19/01/2009 Gaza enjoyed a second night of calm on Monday as Israeli troops began withdrawing after their deadly 22-day onslaught in the battered territory was halted by a fragile ceasefire deal. Israeli reservists who were called-up by an emergency draft order may be discharged as early as Tuesday.
Israeli army officials estimate that Hamas will begin to assess the damage done to the group in the coming days. “When the leaders will come out of their hideouts, they will have to confront the Palestinian population – and then they will realize that another round of fighting against Israel is not in their best interest,” one official said.
The final decision on continuing to pull troops out of the Strip is in the hands of Israeli army Chief of Staff Gabi Ashkenazi and Shin Bet Chief Yuval Diskin. Any decision they make would penned the approval of Israeli Prime Minister Ehud Olmert and Defense Minister Ehud Barak.
Olmert said Sunday that Israel does not intend to keep a military presence inside the Gaza Strip, nor does it aim to “reconquer” the territory, despite its three-week offensive on the coastal enclave.
“We didn’t set out to conquer Gaza, we didn’t set out to control Gaza, we don’t want to remain in Gaza and we intend on leaving Gaza as fast as possible”, Olmert said on Sunday evening at a dinner with the leaders of Britain, France, Germany, Spain, Italy and the Czech Republic.
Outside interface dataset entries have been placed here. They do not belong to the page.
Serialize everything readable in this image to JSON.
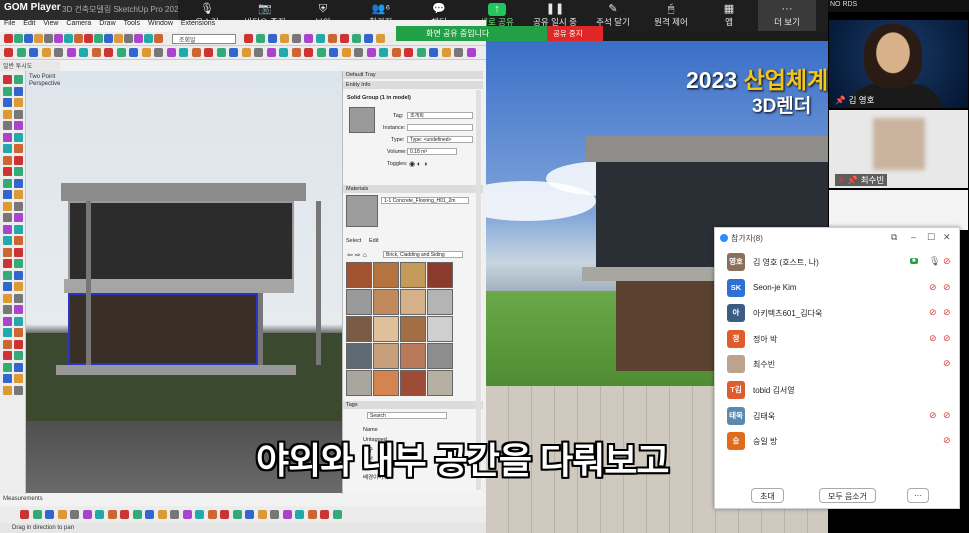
{
  "gom": {
    "logo": "GOM Player",
    "file": "3D 건축모델링 SketchUp Pro 2021"
  },
  "zoom_toolbar": [
    {
      "icon": "mic-icon",
      "glyph": "🎙",
      "label": "음소거",
      "green": false
    },
    {
      "icon": "video-off-icon",
      "glyph": "📷",
      "label": "비디오 중지",
      "green": false
    },
    {
      "icon": "shield-icon",
      "glyph": "⛨",
      "label": "보안",
      "green": false
    },
    {
      "icon": "participants-icon",
      "glyph": "👥⁶",
      "label": "참가자",
      "green": false
    },
    {
      "icon": "chat-icon",
      "glyph": "💬",
      "label": "채팅",
      "green": false
    },
    {
      "icon": "share-screen-icon",
      "glyph": "↑",
      "label": "새로 공유",
      "green": true
    },
    {
      "icon": "pause-share-icon",
      "glyph": "❚❚",
      "label": "공유 일시 중",
      "green": false
    },
    {
      "icon": "annotate-icon",
      "glyph": "✎",
      "label": "주석 달기",
      "green": false
    },
    {
      "icon": "remote-control-icon",
      "glyph": "🖱",
      "label": "원격 제어",
      "green": false
    },
    {
      "icon": "apps-icon",
      "glyph": "▦",
      "label": "앱",
      "green": false
    },
    {
      "icon": "more-icon",
      "glyph": "···",
      "label": "더 보기",
      "green": false
    }
  ],
  "zoom_ext": "NO RDS",
  "share_banner": {
    "text": "화면 공유 중입니다",
    "stop": "공유 중지"
  },
  "sketchup": {
    "menu": [
      "File",
      "Edit",
      "View",
      "Camera",
      "Draw",
      "Tools",
      "Window",
      "Extensions"
    ],
    "style_select": "조회일",
    "tab": "일반 투시도",
    "viewport_label": "Two Point\nPerspective",
    "tray": {
      "title": "Default Tray",
      "entity_info": "Entity Info",
      "solid_group": "Solid Group (1 in model)",
      "tag_label": "Tag:",
      "tag_value": "조개회",
      "instance_label": "Instance:",
      "type_label": "Type:",
      "type_value": "Type: <undefined>",
      "volume_label": "Volume:",
      "volume_value": "0.18 m³",
      "toggles_label": "Toggles:",
      "materials": "Materials",
      "material_name": "1-1 Concrete_Flooring_H01_2m",
      "select_tab": "Select",
      "edit_tab": "Edit",
      "collection": "Brick, Cladding and Siding",
      "tags": "Tags",
      "search_placeholder": "Search",
      "tags_name": "Name",
      "tag_rows": [
        "Untagged",
        "가구",
        "계단",
        "벽",
        "배경이미지"
      ]
    },
    "measurements": "Measurements",
    "status": "Drag in direction to pan"
  },
  "render": {
    "title_prefix": "2023 ",
    "title_main": "산업체계",
    "title2": "3D렌더"
  },
  "subtitle": "야외와 내부 공간을 다뤄보고",
  "videos": [
    {
      "name": "김 영호",
      "pin": "📌"
    },
    {
      "name": "최수빈",
      "pin": "📌"
    }
  ],
  "participants_panel": {
    "title": "참가자(8)",
    "rows": [
      {
        "avatar": "영호",
        "color": "#8a6f5c",
        "name": "김 영호 (호스트, 나)",
        "video": true,
        "mic": true
      },
      {
        "avatar": "SK",
        "color": "#2f6fd6",
        "name": "Seon-je Kim",
        "video": false,
        "mic": false
      },
      {
        "avatar": "아",
        "color": "#3b5d84",
        "name": "아키텍츠601_김다욱",
        "video": false,
        "mic": false
      },
      {
        "avatar": "정",
        "color": "#e05c2c",
        "name": "정아 박",
        "video": false,
        "mic": false
      },
      {
        "avatar": "",
        "color": "#bba38d",
        "name": "최수빈",
        "video": false,
        "mic": false
      },
      {
        "avatar": "T김",
        "color": "#e05c2c",
        "name": "tobid 김서영",
        "video": false,
        "mic": false
      },
      {
        "avatar": "태욱",
        "color": "#5b8ab0",
        "name": "김태욱",
        "video": false,
        "mic": false
      },
      {
        "avatar": "승",
        "color": "#e06b1c",
        "name": "승일 방",
        "video": false,
        "mic": false
      }
    ],
    "invite": "초대",
    "mute_all": "모두 음소거",
    "more": "···"
  },
  "colors": {
    "zoom_green": "#22a045",
    "stop_red": "#e02727",
    "select_blue": "#2a35c8"
  }
}
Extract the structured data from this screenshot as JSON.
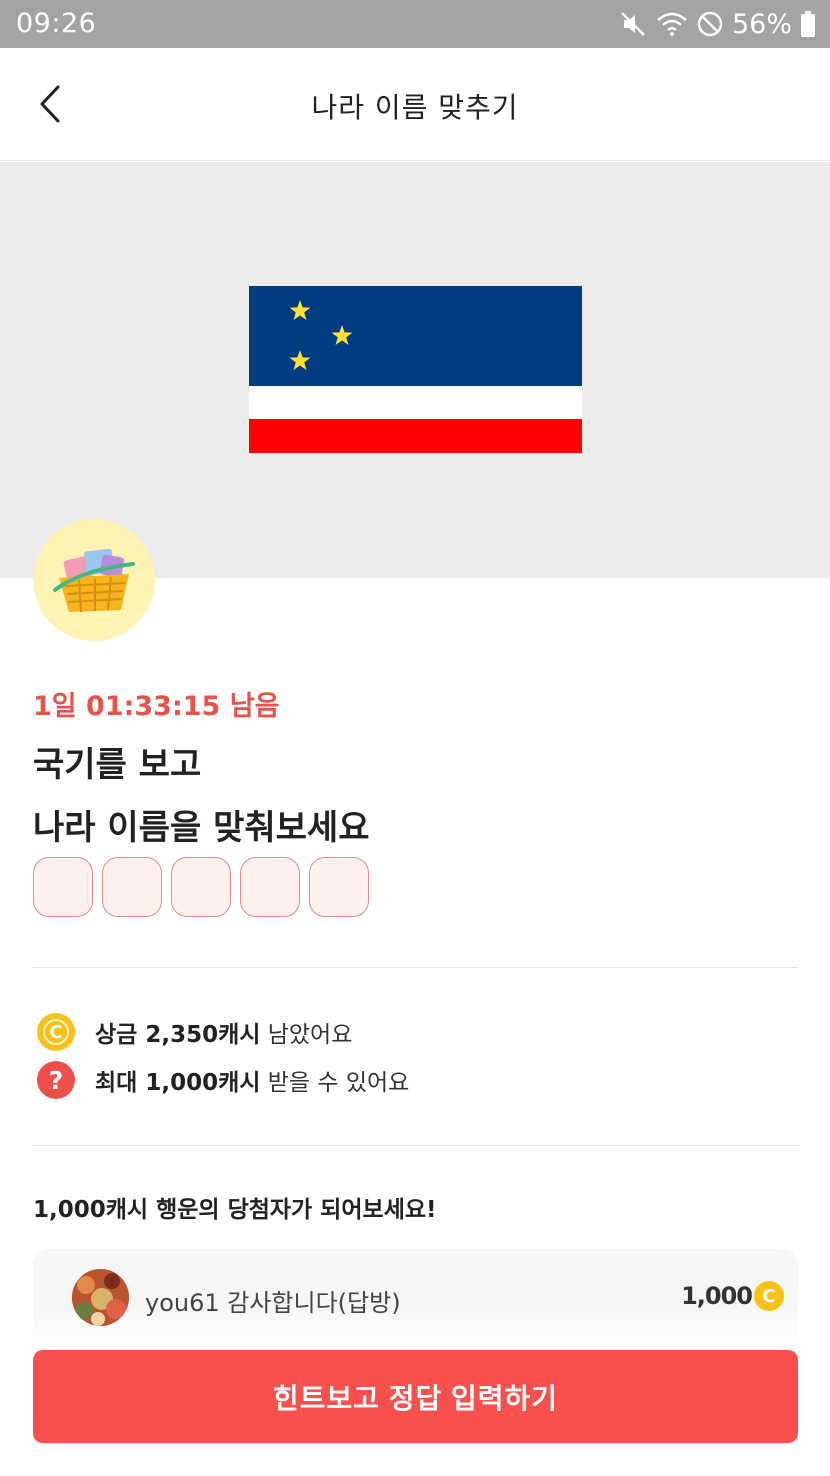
{
  "status_bar": {
    "time": "09:26",
    "battery_percent": "56%",
    "icons": [
      "mute-icon",
      "wifi-icon",
      "block-icon",
      "battery-icon"
    ]
  },
  "header": {
    "title": "나라 이름 맞추기",
    "back_icon": "chevron-left-icon"
  },
  "hero": {
    "flag_colors": {
      "top": "#003c82",
      "middle": "#ffffff",
      "bottom": "#ff0000",
      "stars": "#ffe033"
    },
    "badge_icon": "gift-basket-icon"
  },
  "quiz": {
    "timer": "1일 01:33:15 남음",
    "question_line1": "국기를 보고",
    "question_line2": "나라 이름을 맞춰보세요",
    "answer_length": 5
  },
  "info": {
    "prize": {
      "icon": "coin-icon",
      "bold": "상금 2,350캐시",
      "rest": " 남았어요"
    },
    "max": {
      "icon": "question-icon",
      "bold": "최대 1,000캐시",
      "rest": " 받을 수 있어요"
    }
  },
  "winners": {
    "heading": "1,000캐시 행운의 당첨자가 되어보세요!",
    "items": [
      {
        "name": "you61 감사합니다(답방)",
        "amount": "1,000",
        "coin_glyph": "C"
      }
    ]
  },
  "coin_glyph": "C",
  "question_glyph": "?",
  "cta": {
    "label": "힌트보고 정답 입력하기"
  },
  "colors": {
    "accent": "#f7504d",
    "timer": "#e5534b",
    "coin": "#f6c21a"
  }
}
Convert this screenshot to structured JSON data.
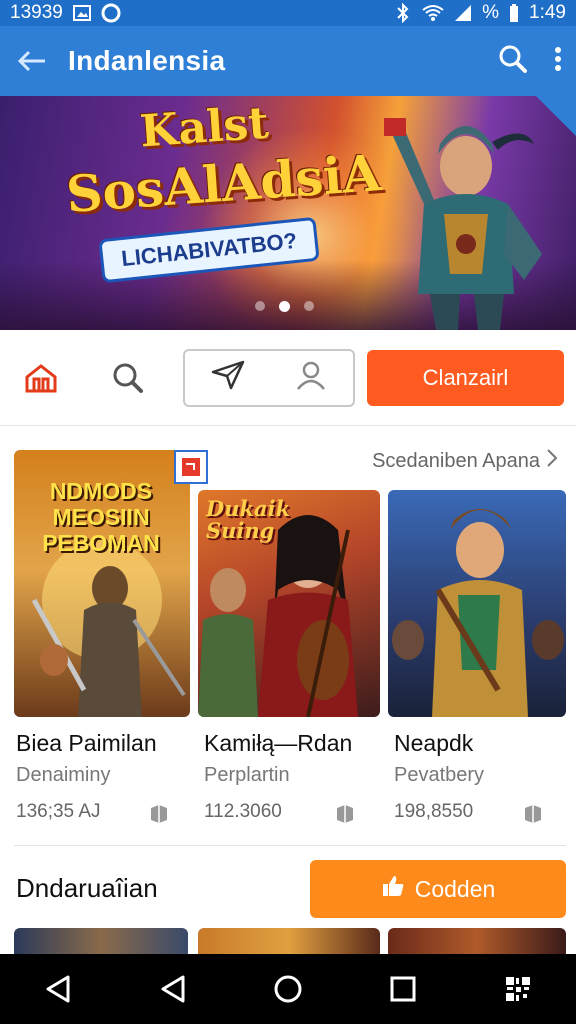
{
  "status_bar": {
    "left_text": "13939",
    "battery_text": "%",
    "time": "1:49"
  },
  "app_bar": {
    "title": "Indanlensia",
    "icons": [
      "back-arrow-icon",
      "search-icon",
      "more-vert-icon"
    ]
  },
  "banner": {
    "line1": "Kalst",
    "line2": "SosAlAdsiA",
    "ribbon": "LICHABIVATBO?",
    "carousel_dots": 3,
    "active_dot": 2
  },
  "toolbar": {
    "icons": [
      "home-icon",
      "search-icon",
      "send-icon",
      "profile-icon"
    ],
    "button_label": "Clanzairl"
  },
  "section1": {
    "link_label": "Scedaniben Apana"
  },
  "cards": [
    {
      "image_text": "NDMODS MEOSIIN PEBOMAN",
      "name": "Biea Paimilan",
      "sub": "Denaiminy",
      "count": "136;35 AJ"
    },
    {
      "image_text": "Dukaik Suing",
      "name": "Kamiłą—Rdan",
      "sub": "Perplartin",
      "count": "112.3060"
    },
    {
      "image_text": "",
      "name": "Neapdk",
      "sub": "Pevatbery",
      "count": "198,8550"
    }
  ],
  "section2": {
    "title": "Dndaruaîian",
    "button_label": "Codden"
  },
  "colors": {
    "app_bar": "#2f7fd6",
    "status_bar": "#1f6fc9",
    "primary_button": "#ff5a1f",
    "cta_button": "#ff8a1c"
  }
}
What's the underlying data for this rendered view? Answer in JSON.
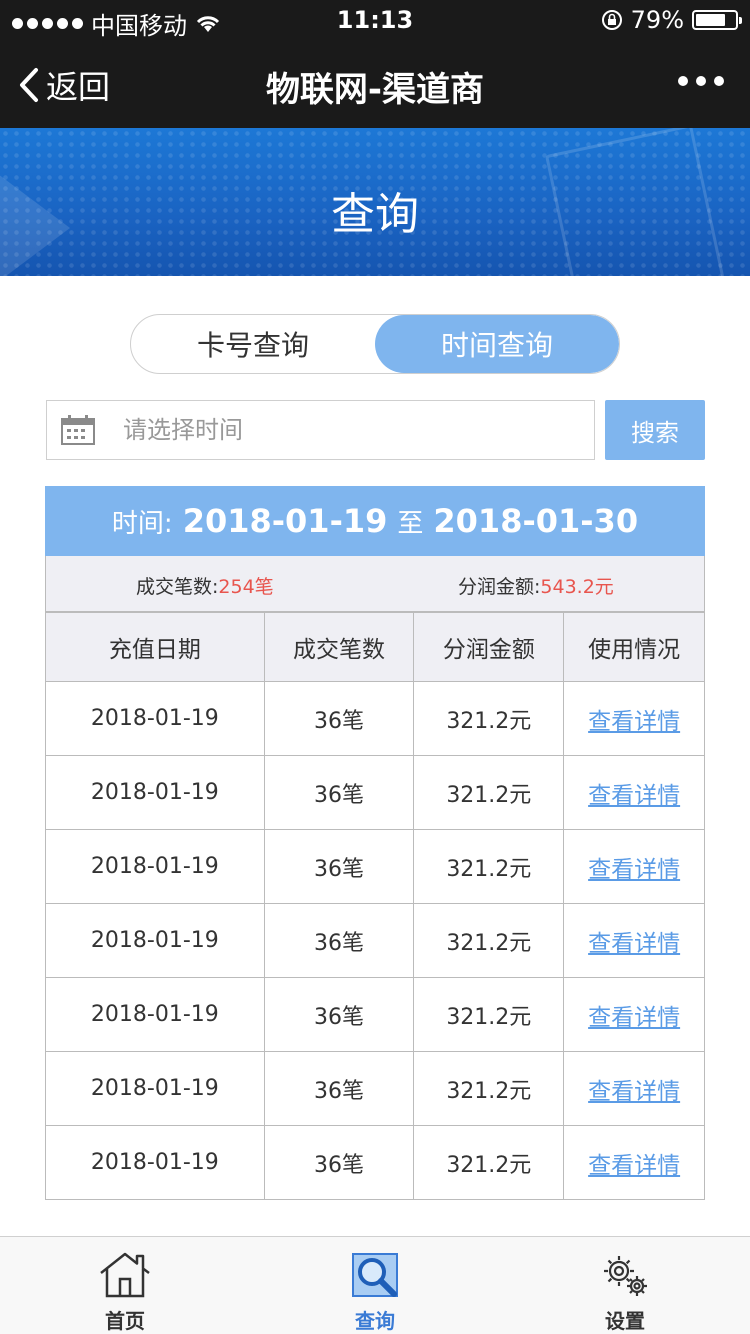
{
  "status_bar": {
    "carrier": "中国移动",
    "time": "11:13",
    "battery_percent_text": "79%",
    "battery_level": 0.79
  },
  "nav": {
    "back_label": "返回",
    "title": "物联网-渠道商"
  },
  "banner": {
    "title": "查询"
  },
  "segment": {
    "tabs": [
      {
        "label": "卡号查询",
        "active": false
      },
      {
        "label": "时间查询",
        "active": true
      }
    ]
  },
  "search": {
    "placeholder": "请选择时间",
    "button_label": "搜索"
  },
  "range": {
    "label": "时间:",
    "start": "2018-01-19",
    "separator": "至",
    "end": "2018-01-30"
  },
  "summary": {
    "count_label": "成交笔数:",
    "count_value": "254笔",
    "amount_label": "分润金额:",
    "amount_value": "543.2元"
  },
  "table": {
    "headers": [
      "充值日期",
      "成交笔数",
      "分润金额",
      "使用情况"
    ],
    "rows": [
      {
        "date": "2018-01-19",
        "count": "36笔",
        "amount": "321.2元",
        "link": "查看详情"
      },
      {
        "date": "2018-01-19",
        "count": "36笔",
        "amount": "321.2元",
        "link": "查看详情"
      },
      {
        "date": "2018-01-19",
        "count": "36笔",
        "amount": "321.2元",
        "link": "查看详情"
      },
      {
        "date": "2018-01-19",
        "count": "36笔",
        "amount": "321.2元",
        "link": "查看详情"
      },
      {
        "date": "2018-01-19",
        "count": "36笔",
        "amount": "321.2元",
        "link": "查看详情"
      },
      {
        "date": "2018-01-19",
        "count": "36笔",
        "amount": "321.2元",
        "link": "查看详情"
      },
      {
        "date": "2018-01-19",
        "count": "36笔",
        "amount": "321.2元",
        "link": "查看详情"
      }
    ]
  },
  "tabbar": {
    "items": [
      {
        "label": "首页",
        "icon": "home-icon",
        "active": false
      },
      {
        "label": "查询",
        "icon": "search-icon",
        "active": true
      },
      {
        "label": "设置",
        "icon": "gear-icon",
        "active": false
      }
    ]
  },
  "colors": {
    "accent": "#7fb5ee",
    "highlight_red": "#e8554e",
    "link_blue": "#5a9be6",
    "active_tab": "#3a7bd5"
  }
}
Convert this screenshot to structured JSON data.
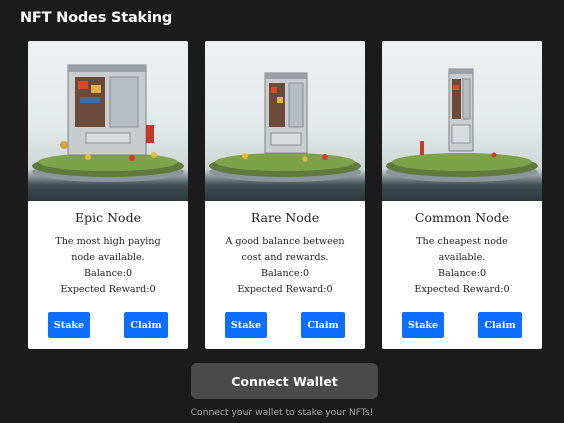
{
  "page": {
    "title": "NFT Nodes Staking"
  },
  "cards": [
    {
      "title": "Epic Node",
      "description": "The most high paying node available.",
      "balance": "Balance:0",
      "reward": "Expected Reward:0",
      "stake_label": "Stake",
      "claim_label": "Claim"
    },
    {
      "title": "Rare Node",
      "description": "A good balance between cost and rewards.",
      "balance": "Balance:0",
      "reward": "Expected Reward:0",
      "stake_label": "Stake",
      "claim_label": "Claim"
    },
    {
      "title": "Common Node",
      "description": "The cheapest node available.",
      "balance": "Balance:0",
      "reward": "Expected Reward:0",
      "stake_label": "Stake",
      "claim_label": "Claim"
    }
  ],
  "footer": {
    "connect_label": "Connect Wallet",
    "hint": "Connect your wallet to stake your NFTs!"
  },
  "colors": {
    "background": "#1b1b1c",
    "button_primary": "#0d6efd",
    "connect_button": "#4a4a4b"
  }
}
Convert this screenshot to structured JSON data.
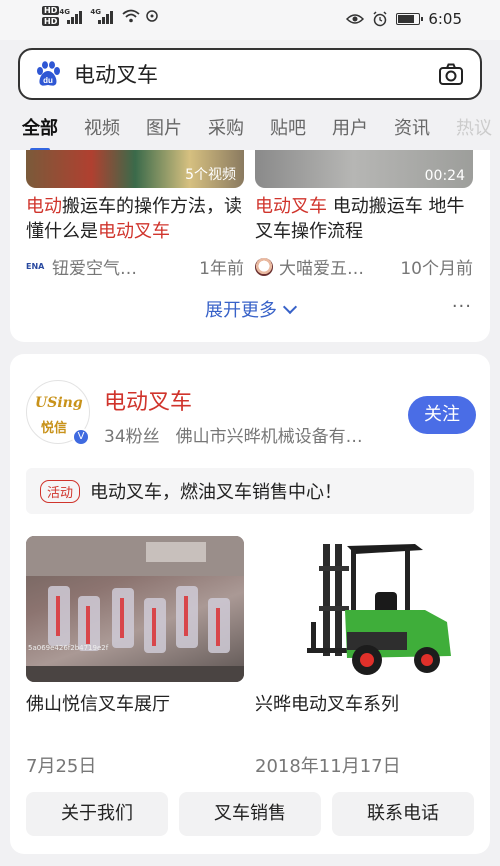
{
  "status_bar": {
    "hd_labels": [
      "HD",
      "HD"
    ],
    "network_labels": [
      "4G",
      "4G"
    ],
    "time": "6:05",
    "battery_level": 0.8,
    "icons": [
      "hd-icon",
      "signal-icon",
      "wifi-icon",
      "eye-icon",
      "alarm-icon",
      "battery-icon"
    ]
  },
  "search": {
    "query": "电动叉车",
    "icons": [
      "baidu-paw-icon",
      "camera-icon"
    ]
  },
  "tabs": [
    "全部",
    "视频",
    "图片",
    "采购",
    "贴吧",
    "用户",
    "资讯",
    "热议"
  ],
  "video_results": [
    {
      "badge": "5个视频",
      "title_highlight_1": "电动",
      "title_plain_1": "搬运车的操作方法，读懂什么是",
      "title_highlight_2": "电动叉车",
      "source": "钮爱空气…",
      "source_icon_text": "ENA",
      "time": "1年前"
    },
    {
      "badge": "00:24",
      "title_highlight_1": "电动叉车",
      "title_plain_1": " 电动搬运车 地牛叉车操作流程",
      "source": "大喵爱五…",
      "time": "10个月前"
    }
  ],
  "expand_label": "展开更多",
  "more_dots": "···",
  "account": {
    "avatar_line1": "USing",
    "avatar_line2": "悦信",
    "verified_mark": "V",
    "name": "电动叉车",
    "fans": "34粉丝",
    "company": "佛山市兴晔机械设备有…",
    "follow_label": "关注",
    "promo_tag": "活动",
    "promo_text": "电动叉车，燃油叉车销售中心！",
    "posts": [
      {
        "title": "佛山悦信叉车展厅",
        "date": "7月25日",
        "image_caption": "5a069e426f2b4719e2f"
      },
      {
        "title": "兴晔电动叉车系列",
        "date": "2018年11月17日"
      }
    ],
    "buttons": [
      "关于我们",
      "叉车销售",
      "联系电话"
    ]
  },
  "colors": {
    "accent": "#4a6de6",
    "highlight": "#d0342c",
    "forklift_green": "#3fae3a"
  }
}
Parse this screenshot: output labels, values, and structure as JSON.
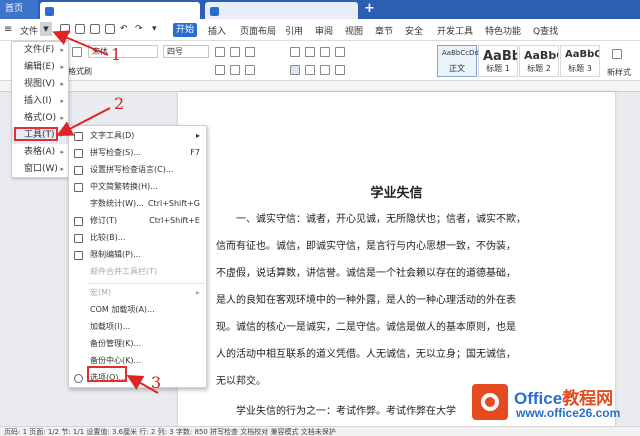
{
  "tabs": {
    "home": "首页"
  },
  "menu": {
    "file": "文件",
    "start": "开始",
    "items": [
      "插入",
      "页面布局",
      "引用",
      "审阅",
      "视图",
      "章节",
      "安全",
      "开发工具",
      "特色功能"
    ],
    "search": "Q查找"
  },
  "ribbon": {
    "font": "宋体",
    "size": "四号",
    "brush": "格式刷",
    "styles": [
      {
        "sample": "AaBbCcDd",
        "name": "正文"
      },
      {
        "sample": "AaBb",
        "name": "标题 1"
      },
      {
        "sample": "AaBbC",
        "name": "标题 2"
      },
      {
        "sample": "AaBbC",
        "name": "标题 3"
      }
    ],
    "new_style": "新样式"
  },
  "file_menu": {
    "items": [
      {
        "label": "文件(F)"
      },
      {
        "label": "编辑(E)"
      },
      {
        "label": "视图(V)"
      },
      {
        "label": "插入(I)"
      },
      {
        "label": "格式(O)"
      },
      {
        "label": "工具(T)"
      },
      {
        "label": "表格(A)"
      },
      {
        "label": "窗口(W)"
      }
    ]
  },
  "tools_menu": {
    "items": [
      {
        "label": "文字工具(D)",
        "shortcut": "",
        "disabled": false
      },
      {
        "label": "拼写检查(S)...",
        "shortcut": "F7",
        "disabled": false
      },
      {
        "label": "设置拼写检查语言(C)...",
        "shortcut": "",
        "disabled": false
      },
      {
        "label": "中文简繁转换(H)...",
        "shortcut": "",
        "disabled": false
      },
      {
        "label": "字数统计(W)...",
        "shortcut": "Ctrl+Shift+G",
        "disabled": false
      },
      {
        "label": "修订(T)",
        "shortcut": "Ctrl+Shift+E",
        "disabled": false
      },
      {
        "label": "比较(B)...",
        "shortcut": "",
        "disabled": false
      },
      {
        "label": "限制编辑(P)...",
        "shortcut": "",
        "disabled": false
      },
      {
        "label": "邮件合并工具栏(T)",
        "shortcut": "",
        "disabled": true
      },
      {
        "label": "宏(M)",
        "shortcut": "",
        "disabled": true
      },
      {
        "label": "COM 加载项(A)...",
        "shortcut": "",
        "disabled": false
      },
      {
        "label": "加载项(I)...",
        "shortcut": "",
        "disabled": false
      },
      {
        "label": "备份管理(K)...",
        "shortcut": "",
        "disabled": false
      },
      {
        "label": "备份中心(K)...",
        "shortcut": "",
        "disabled": false
      },
      {
        "label": "选项(O)...",
        "shortcut": "",
        "disabled": false
      }
    ]
  },
  "annotations": [
    "1",
    "2",
    "3"
  ],
  "document": {
    "title": "学业失信",
    "lines": [
      "一、诚实守信：诚者，开心见诚，无所隐伏也；信者，诚实不欺，",
      "信而有征也。诚信，即诚实守信，是言行与内心思想一致，不伪装，",
      "不虚假，说话算数，讲信誉。诚信是一个社会赖以存在的道德基础，",
      "是人的良知在客观环境中的一种外露，是人的一种心理活动的外在表",
      "现。诚信的核心一是诚实，二是守信。诚信是做人的基本原则，也是",
      "人的活动中相互联系的道义凭借。人无诚信，无以立身；国无诚信，",
      "无以邦交。",
      "学业失信的行为之一：考试作弊。考试作弊在大学"
    ]
  },
  "statusbar": "页码: 1   页面: 1/2   节: 1/1   设置值: 3.6厘米   行: 2   列: 3   字数: 850   拼写检查   文档校对   兼容模式   文档未保护",
  "watermark": {
    "brand1": "Office",
    "brand2": "教程网",
    "url": "www.office26.com"
  }
}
Israel declared on Saturday night a unilateral cease-fire in its offensive. The declaration was followed by a separate truce announcement from the Palestinians resistance factions for a week giving time for Israel to withdraw its occupation soldiers from the Strip. Medics took advantage of the ceasefire to comb areas which had been inaccessible, pulling at least 100 bodies from the rubble, including those of several children. The discoveries brought the overall death toll since Israel launched its offensive on December 27 to more than 1,300, including 420 children. None of the European leaders condemned Israel for these casualties.
Olmert told the European leaders visiting occupied Jerusalem that in the wake of the cease-fire, Israel planned to withdraw all of its troops as soon as possible. He said that such a move would come when the situation between Israel and Gaza was “stable.”
He thanked the Europeans for their support in mediating a truce between Israel and Hamas, and for its commitment to end the smuggling of weapons into the Gaza Strip. They offered to provide troops and technological assistance to prevent Hamas from smuggling weapons and terrorists into the Gaza Strip, in cooperation with Egypt and the United States.
The Israeli prime minister said that Israel has put advancing the peace negotiations with the Palestinians at the top of its agenda, beside its own national security.
Senior officials who attended the dinner party with the world leaders at the Israeli PM’s residence, including Barak, Israeli Foreign Minister Tzipi Livni and Likud Chairman Benjamin Netanyahu, said Israel is looking to complete its withdrawal as soon as possible.
Earlier, Olmert’s spokesman Mark Regev said the crossings into Gaza would open if the truce persists: “If this ceasefire holds, and I hope it does, you’ll see the crossings open to an enormous amount of humanitarian support,” he said.
As a gesture to the incoming US president, Israel plans to complete Gaza pullout before Obama inauguration. Barring any unforeseen developments, Israeli occupation forces are expected to complete their withdrawal from Gaza prior to the inauguration of US President-elect Barack Obama on January 20 (7 pm GMT).
Israeli cabinet ministers told Israeli electronic site Ynet that Israel does not want to “embarrass” Obama as he takes office and is hoping to continue its cooperation with the US in the global fight against “terror” and the prevention of arms smuggling into Gaza, in accordance with the “memorandum of understanding” signed this week by Livni and US Secretary of State Condoleezza Rice.
French President Nicolas Sarkozy, UK Prime Minister Gordon Brown, Spanish Premier Jose Luis Rodriguez Zapatero, German Chancellor Angela Merkel, Italian Prime Minister Silvio Berlusconi and Czech PM, Mirek Topol?nek, all traveled to the Middle East over the weekend to assist in the Gaza ceasefire efforts.
Sarkozy hailed Israel’s ceasefire but said it was “only a first step” and must go further. “We should immediately convene a major international conference which would allow us to establish peace this year,” Sarkozy said.
Brown urged Israel to reopen the crossings to long-blockaded Gaza, saying a sustainable ceasefire would require “humanitarian access” to the territory.